In 1990, Rupert WIld named a new species of pterosaur, Ornithocheirus weidenrothi, based on a fragmentary specimen from the Lower Cretaceous Stadthagen Formation of Germany. In a 2019 review, Rodrigo Pêgas and colleagues redescribed O. weidenrothi and gave the species a new genus name, Targaryendraco. The genus name honors House Targaryen from Game of Thrones, and the species name honors the original discoverer, Kurt Weidenroth.
Targaryendraco is known from a single, fragmentary specimen consisting of two portions of the distal mandible, some additional mandibular fragments, a dorsal rib, fragments of the left radius and ulna, a third metacarpal, and a manual claw.
The most complete portion of the mandible is from its distal-most 9 cm (3.5 inches). This fragment is roughly 1 cm (less than 1/2 inch) wide and 1.5 cm (more than 1/2 inch) tall, and roughly canoe-shaped in profile. This fragment preserves 9 tooth positions, but only portions of teeth in the first two positions. The teeth were roughly elliptical in cross section and were directed somewhat forward and outward.

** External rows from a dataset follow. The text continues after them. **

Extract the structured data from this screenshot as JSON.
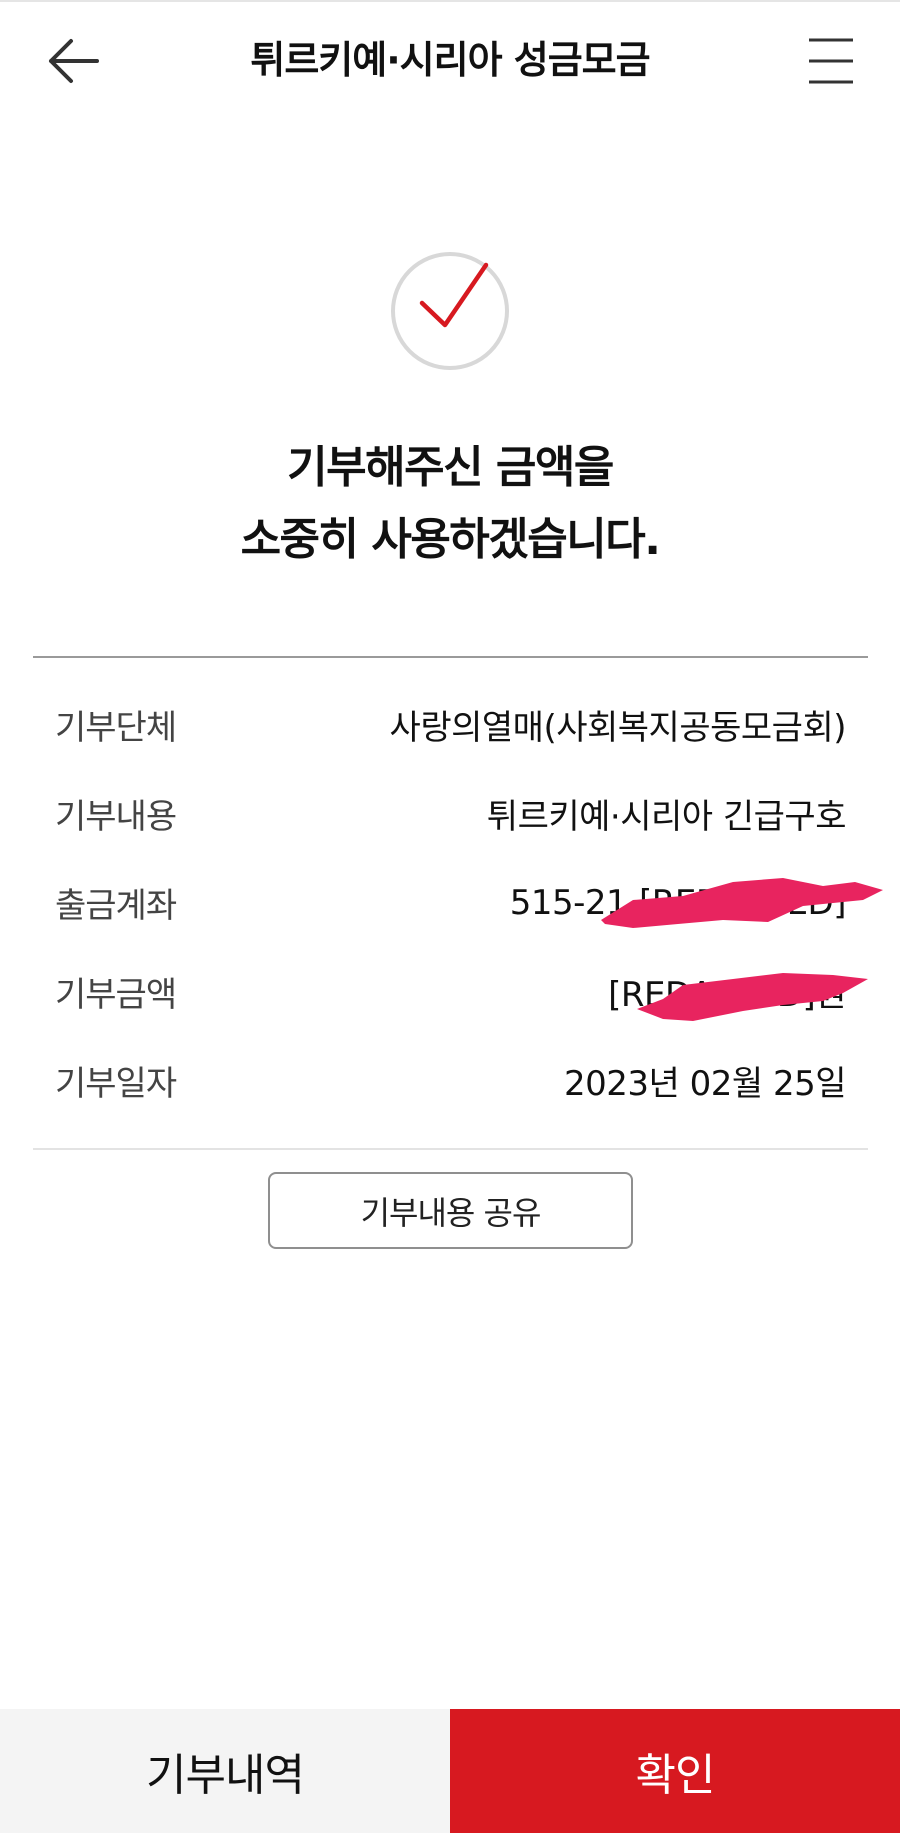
{
  "header": {
    "title": "튀르키예·시리아 성금모금",
    "back_icon": "arrow-left-icon",
    "menu_icon": "hamburger-menu-icon"
  },
  "status": {
    "icon": "check-circle-icon",
    "message_line1": "기부해주신 금액을",
    "message_line2": "소중히 사용하겠습니다."
  },
  "details": [
    {
      "label": "기부단체",
      "value": "사랑의열매(사회복지공동모금회)"
    },
    {
      "label": "기부내용",
      "value": "튀르키예·시리아 긴급구호"
    },
    {
      "label": "출금계좌",
      "value": "515-21-[REDACTED]",
      "redacted": true
    },
    {
      "label": "기부금액",
      "value": "[REDACTED]원",
      "redacted": true
    },
    {
      "label": "기부일자",
      "value": "2023년 02월 25일"
    }
  ],
  "share_button": {
    "label": "기부내용 공유"
  },
  "bottom_bar": {
    "history_label": "기부내역",
    "confirm_label": "확인"
  },
  "colors": {
    "accent": "#d71920",
    "redaction": "#e8245f",
    "history_bg": "#f4f4f4"
  }
}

At the tip of the lower jaw, between the first pair of teeth, the jaw terminates in a point of bone, known as an odontoid process.
Two other fragmentary portions of the lower jaw are known. One is from near the middle portion of the jaw, at the rear end of the mandibular symphysis. It’s about 2 cm (3/4 inch) long, and preserves the base of two pairs of teeth. The other fragment of the lower jaw is from the jaw joint on the right side.
The only bones from the rest of the skeleton are a dorsal rib, fragments of the left ulna and radius, part of the third metacarpal, and a hand claw. Because of the incomplete nature of the specimen, the wingspan of Targaryendraco cannot be estimated.
Targaryendraco was discovered in rocks formed in a shallow marine setting, and based on its dentition was likely an aerial fisher.
Pêgas and colleagues found Targaryendraco to be close to Aussiedraco and Barbosania, both found in rocks of the middle part of the Cretaceous from Australia and Brazil respectively. Pêgas and colleagues named this lineage the Targaryendraconidae, and found that family to be close to another lineage made up of Aetodactylus, Camposipterus, and Cimoliopterus, which they named Cimoliopteridae.
The combined Targaryendraconid and Cimoliopterid lineage was given the name Targaryendraconia, and was found to be the sister group to the Anhangueria, made up of the Hamipteridae and Anhangueridae.